August 26: Education News We're Reading This Week
August 26, 2016 – Here’s our weekly roundup of education news you may have missed. Public schools face mixed approval ratings in national polls, as well as criticism for segregation. And facing rising college tuition and decreasing income, many students are on the move.
Elementary & Secondary Education:
A new report from EdBuild lists the country’s 50 most segregated school-district borders. “More than 60 percent of these borders are in Rust Best cities in upstate New York, Pennsylvania, Ohio, Michigan, eastern Wisconsin, and Illinois, which have suffered from patterns of disinvestment,” reports The Atlantic.
New polls from Education Next and Gallup show how Americans feel about public schools. NPR notes: “Partisan divides on education policy are wide. But they can be unpredictable” on issues such as overall approval, Common Core, and school choice.
- Inside Higher Ed reports on new research finding “a notable earnings payoff for attending the most selective four-year colleges,” even when factors such as gender, college major and parental income are controlled. Ten years after graduating from the most competitive colleges, students earn 19 percent more than graduates who attended a college not competitive in admissions.

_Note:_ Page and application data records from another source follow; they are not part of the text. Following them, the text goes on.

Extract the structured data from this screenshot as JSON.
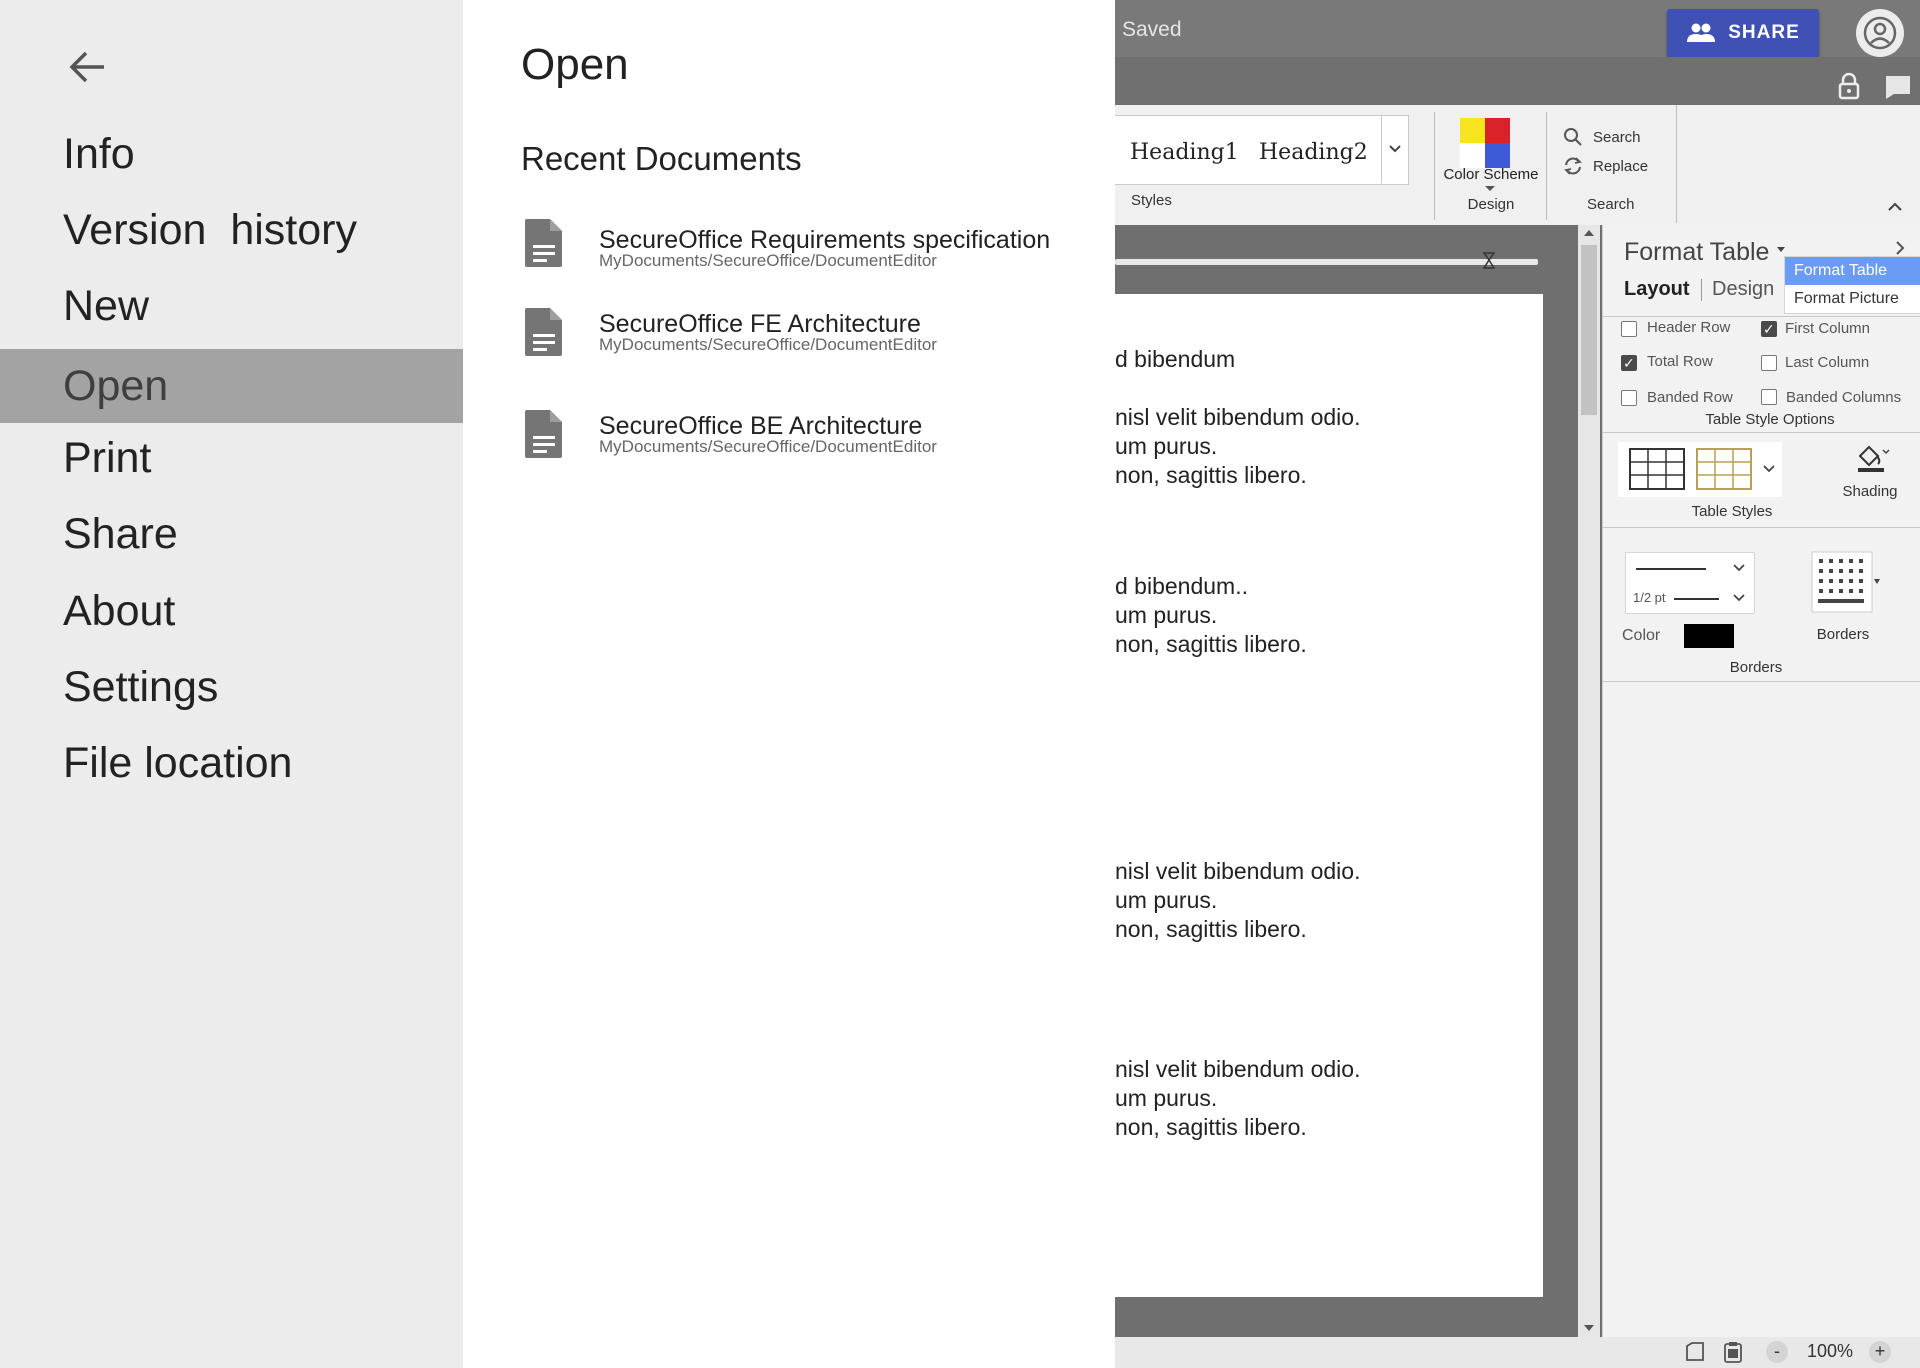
{
  "editor": {
    "status": "Saved",
    "share_label": "SHARE",
    "styles": {
      "items": [
        "Heading1",
        "Heading2"
      ],
      "group_label": "Styles"
    },
    "design": {
      "color_scheme_label": "Color Scheme",
      "group_label": "Design",
      "scheme_colors": [
        "#f6e51f",
        "#d8232a",
        "#ffffff",
        "#3f5ad8"
      ]
    },
    "search_group": {
      "search_label": "Search",
      "replace_label": "Replace",
      "group_label": "Search"
    },
    "document_lines": [
      "d bibendum",
      "nisl velit bibendum odio.",
      "um purus.",
      "non, sagittis libero.",
      "d bibendum..",
      "um purus.",
      "non, sagittis libero.",
      "nisl velit bibendum odio.",
      "um purus.",
      "non, sagittis libero.",
      "nisl velit bibendum odio.",
      "um purus.",
      "non, sagittis libero."
    ],
    "format_panel": {
      "title": "Format Table",
      "dropdown_options": [
        "Format Table",
        "Format Picture"
      ],
      "selected_option": "Format Table",
      "tabs": [
        "Layout",
        "Design"
      ],
      "active_tab": "Layout",
      "checkboxes": [
        {
          "label": "Header Row",
          "checked": false
        },
        {
          "label": "First Column",
          "checked": true
        },
        {
          "label": "Total Row",
          "checked": true
        },
        {
          "label": "Last Column",
          "checked": false
        },
        {
          "label": "Banded Row",
          "checked": false
        },
        {
          "label": "Banded Columns",
          "checked": false
        }
      ],
      "table_style_options_label": "Table Style Options",
      "table_styles_label": "Table Styles",
      "shading_label": "Shading",
      "border_weight": "1/2 pt",
      "color_label": "Color",
      "border_color": "#000000",
      "borders_button_label": "Borders",
      "borders_group_label": "Borders"
    },
    "zoom": "100%",
    "zoom_minus": "-",
    "zoom_plus": "+"
  },
  "file_menu": {
    "items": [
      "Info",
      "Version  history",
      "New",
      "Open",
      "Print",
      "Share",
      "About",
      "Settings",
      "File location"
    ],
    "active": "Open"
  },
  "open_pane": {
    "title": "Open",
    "recent_title": "Recent Documents",
    "documents": [
      {
        "name": "SecureOffice Requirements specification",
        "path": "MyDocuments/SecureOffice/DocumentEditor"
      },
      {
        "name": "SecureOffice FE Architecture",
        "path": "MyDocuments/SecureOffice/DocumentEditor"
      },
      {
        "name": "SecureOffice BE Architecture",
        "path": "MyDocuments/SecureOffice/DocumentEditor"
      }
    ]
  },
  "colors": {
    "accent": "#3f51b5",
    "menu_active": "#a3a3a3",
    "dropdown_highlight": "#6b9cf5"
  }
}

An interactive graphic from ProPublica displays just how much college tuition increased between 2000 and 2014. During this time, in-state tuition and fees at public colleges rose 80 percent while the national median household income decreased by 7 percent.
- “Declines in state support for public universities have helped reshape the geography of public college admissions, leading many students to attend universities far from home, where they pay higher, out-of-state tuition,” explains The New York Times. Graphics accompanying the story illustrate which states send and receive the most students.
“We need new ideas in pricing college,” says Jeffrey J. Selingo in an opinion piece for The Washington Post. Selingo suggests publishing tuition information based on family income and academic program; providing a guaranteed price for all four years; and rethinking the current model entirely.
Cooke Foundation Highlights:
Our Undergraduate Transfer Scholarship application is now open. Community college students who are determined to complete their bachelor’s degree can apply now for up to $40,000 per year, along with opportunities for study abroad, internship stipends, graduate school funding, and more! Start your application.
Cooke Scholar Sagar Chapagain, a 2015 recipient of the Undergraduate Transfer Scholarship now attending Cornell University, writes about how the upcoming election could change health care policy in the Ithaca Journal.
Arizona State University profiles Cooke Scholar Jacob Sorenson’s accomplishments in health care and research while he attended Mesa Community College. A new recipient of the Undergraduate Transfer Scholarship, Jacob is beginning this year as a junior and majoring in applied biological sciences.